him at once--it would increase the rush to the brain and perhaps
bring about rupture. He is kept very quiet.

'Dear Nell, you will excuse a short note. Write again soon. Tell me
all concerning yourself that can relieve you.--Yours faithfully,

'C. B.'


'_August_ 3_rd_, 1852.

'DEAR ELLEN,--I write a line to say that papa is now considered out
of danger. His progress to health is not without relapse, but I
think he gains ground, if slowly, surely. Mr. Ruddock says the
seizure was quite of an apoplectic character; there was a partial
paralysis for two days, but the mind remained clear, in spite of a
high degree of nervous irritation. One eye still remains inflamed,
and papa is weak, but all muscular affection is gone, and the pulse
is accurate. One cannot be too thankful that papa's sight is yet
spared--it was the fear of losing that which chiefly distressed him.

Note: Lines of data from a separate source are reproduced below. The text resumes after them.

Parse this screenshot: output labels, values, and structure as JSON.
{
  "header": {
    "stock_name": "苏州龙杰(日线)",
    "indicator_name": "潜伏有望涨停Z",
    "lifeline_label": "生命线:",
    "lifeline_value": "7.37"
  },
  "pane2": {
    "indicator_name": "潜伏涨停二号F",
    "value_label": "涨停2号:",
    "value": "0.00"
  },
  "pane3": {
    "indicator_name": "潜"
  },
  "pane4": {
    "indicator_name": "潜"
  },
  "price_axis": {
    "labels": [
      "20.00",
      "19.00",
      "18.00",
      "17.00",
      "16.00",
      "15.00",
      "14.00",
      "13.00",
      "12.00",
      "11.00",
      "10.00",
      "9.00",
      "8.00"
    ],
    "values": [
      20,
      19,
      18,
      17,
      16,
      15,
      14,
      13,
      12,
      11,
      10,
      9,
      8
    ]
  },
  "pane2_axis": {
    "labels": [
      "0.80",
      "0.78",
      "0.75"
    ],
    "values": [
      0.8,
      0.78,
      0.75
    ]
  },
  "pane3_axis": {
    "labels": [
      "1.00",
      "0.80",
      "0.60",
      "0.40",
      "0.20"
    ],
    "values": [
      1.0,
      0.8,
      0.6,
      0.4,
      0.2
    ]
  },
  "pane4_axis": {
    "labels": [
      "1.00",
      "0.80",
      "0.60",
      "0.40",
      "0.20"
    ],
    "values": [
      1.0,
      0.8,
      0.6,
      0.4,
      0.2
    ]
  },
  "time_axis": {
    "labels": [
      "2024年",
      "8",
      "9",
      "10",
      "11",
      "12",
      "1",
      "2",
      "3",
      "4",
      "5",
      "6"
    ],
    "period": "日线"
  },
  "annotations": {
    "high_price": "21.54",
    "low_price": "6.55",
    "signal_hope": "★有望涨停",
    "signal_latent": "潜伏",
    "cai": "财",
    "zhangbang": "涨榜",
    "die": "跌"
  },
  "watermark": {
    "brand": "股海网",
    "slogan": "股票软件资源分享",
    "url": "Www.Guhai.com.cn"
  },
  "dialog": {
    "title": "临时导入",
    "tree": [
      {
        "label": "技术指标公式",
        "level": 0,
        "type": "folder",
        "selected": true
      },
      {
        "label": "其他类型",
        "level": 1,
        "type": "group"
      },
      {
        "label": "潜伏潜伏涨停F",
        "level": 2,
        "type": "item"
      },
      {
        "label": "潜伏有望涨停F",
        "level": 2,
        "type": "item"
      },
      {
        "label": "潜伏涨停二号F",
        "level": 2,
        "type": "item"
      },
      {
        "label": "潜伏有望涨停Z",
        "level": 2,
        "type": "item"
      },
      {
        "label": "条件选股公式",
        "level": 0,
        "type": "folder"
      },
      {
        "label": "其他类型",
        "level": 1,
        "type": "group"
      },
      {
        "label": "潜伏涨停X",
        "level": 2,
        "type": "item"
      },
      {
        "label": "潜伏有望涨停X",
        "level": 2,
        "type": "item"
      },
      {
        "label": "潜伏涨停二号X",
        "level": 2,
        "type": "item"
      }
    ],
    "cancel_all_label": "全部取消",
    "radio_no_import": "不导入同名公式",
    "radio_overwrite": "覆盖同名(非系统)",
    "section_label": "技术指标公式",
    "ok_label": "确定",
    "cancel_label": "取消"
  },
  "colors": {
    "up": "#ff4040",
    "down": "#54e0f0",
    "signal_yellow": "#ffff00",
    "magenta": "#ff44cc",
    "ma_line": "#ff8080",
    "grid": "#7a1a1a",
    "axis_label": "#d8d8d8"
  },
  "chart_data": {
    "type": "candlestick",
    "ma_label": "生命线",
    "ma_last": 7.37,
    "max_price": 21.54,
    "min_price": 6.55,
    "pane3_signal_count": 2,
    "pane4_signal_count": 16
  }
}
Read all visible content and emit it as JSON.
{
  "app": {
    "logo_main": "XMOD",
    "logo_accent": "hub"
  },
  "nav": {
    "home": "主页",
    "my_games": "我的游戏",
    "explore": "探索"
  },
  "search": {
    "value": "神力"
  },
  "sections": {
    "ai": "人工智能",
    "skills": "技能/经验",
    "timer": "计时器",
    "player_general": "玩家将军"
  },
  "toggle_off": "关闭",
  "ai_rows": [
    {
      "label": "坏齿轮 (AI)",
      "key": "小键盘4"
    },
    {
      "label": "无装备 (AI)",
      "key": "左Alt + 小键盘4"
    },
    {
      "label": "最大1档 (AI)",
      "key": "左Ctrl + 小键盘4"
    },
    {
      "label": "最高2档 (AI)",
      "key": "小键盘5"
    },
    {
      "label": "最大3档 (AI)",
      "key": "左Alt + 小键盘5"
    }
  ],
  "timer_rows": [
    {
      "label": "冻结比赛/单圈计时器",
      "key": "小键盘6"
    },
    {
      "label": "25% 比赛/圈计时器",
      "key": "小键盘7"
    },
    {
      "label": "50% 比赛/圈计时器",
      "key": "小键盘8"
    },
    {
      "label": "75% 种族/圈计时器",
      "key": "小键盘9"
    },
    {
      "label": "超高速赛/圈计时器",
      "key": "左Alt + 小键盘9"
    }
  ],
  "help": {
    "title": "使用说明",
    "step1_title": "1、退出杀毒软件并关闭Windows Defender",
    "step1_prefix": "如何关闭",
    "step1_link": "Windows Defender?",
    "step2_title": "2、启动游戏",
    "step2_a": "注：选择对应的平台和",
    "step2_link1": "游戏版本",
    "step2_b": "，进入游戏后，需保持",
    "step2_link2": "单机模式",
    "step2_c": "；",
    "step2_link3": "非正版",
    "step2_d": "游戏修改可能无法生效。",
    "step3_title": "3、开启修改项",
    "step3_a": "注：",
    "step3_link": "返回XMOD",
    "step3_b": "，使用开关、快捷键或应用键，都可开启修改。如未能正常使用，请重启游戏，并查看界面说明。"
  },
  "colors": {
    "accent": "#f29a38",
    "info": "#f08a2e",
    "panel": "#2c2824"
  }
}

'With best wishes for yourself, dear Ellen,--I am, yours faithfully,


'My headaches are better. I have needed no help, but I thank you
sincerely for your kind offers.'


'HAWORTH, _August_ 12_th_, 1852.

'DEAR ELLEN,--Papa has varied occasionally since I wrote to you last.
Monday was a very bad day, his spirits sunk painfully. Tuesday and
yesterday, however, were much better, and to-day he seems wonderfully
well. The prostration of spirits which accompanies anything like a
relapse is almost the most difficult point to manage. Dear Nell, you
are tenderly kind in offering your society; but rest very tranquil
where you are; be fully assured that it is not now, nor under present
circumstances, that I feel the lack either of society or occupation;
my time is pretty well filled up, and my thoughts appropriated.

'Mr. Ruddock now seems quite satisfied there is no present danger
whatever; he says papa has an excellent constitution and may live
many years yet. The true balance is not yet restored to the
circulation, but I believe that impetuous and dangerous termination
to the head is quite obviated. I cannot permit myself to comment
much on the chief contents of your last; advice is not necessary. As
far as I can judge, you seem hitherto enabled to take these trials in
a good and wise spirit. I can only pray that such combined strength
and resignation may be continued to you. Submission, courage,
exertion, when practicable--these seem to be the weapons with which
we must fight life's long battle.--Yours faithfully,


To Miss Nussey we owe many other letters than those here printed--indeed,
they must needs play an important part in Charlotte Bronte's biography.
They do not deal with the intellectual interests which are so marked in
the letters to W. S. Williams, and which, doubtless, characterised the
letters to Miss Mary Taylor. 'I ought to have written this letter to
Mary,' Charlotte says, when on one occasion she dropped into literature
to her friend; but the friendship was as precious as most intellectual
friendships, because it was based upon a common esteem and an unselfish
devotion. Ellen Nussey, as we have seen, accompanied Anne Bronte to
Scarborough, and was at her death-bed. She attended Charlotte's wedding,
and lived to mourn over her tomb. For forty years she has been the
untiring advocate and staunch champion, hating to hear a word in her
great friend's dispraise, loving to note the glorious recognition, of
which there has been so rich and so full a harvest. That she still lives
to receive our reverent gratitude for preserving so many interesting
traits of the Brontes, is matter for full and cordial congratulation,
wherever the names of the authors of _Jane Eyre_ and _Wuthering Heights_
are held in just and wise esteem.

© Митрофанова Екатерина Борисовна, 2009 |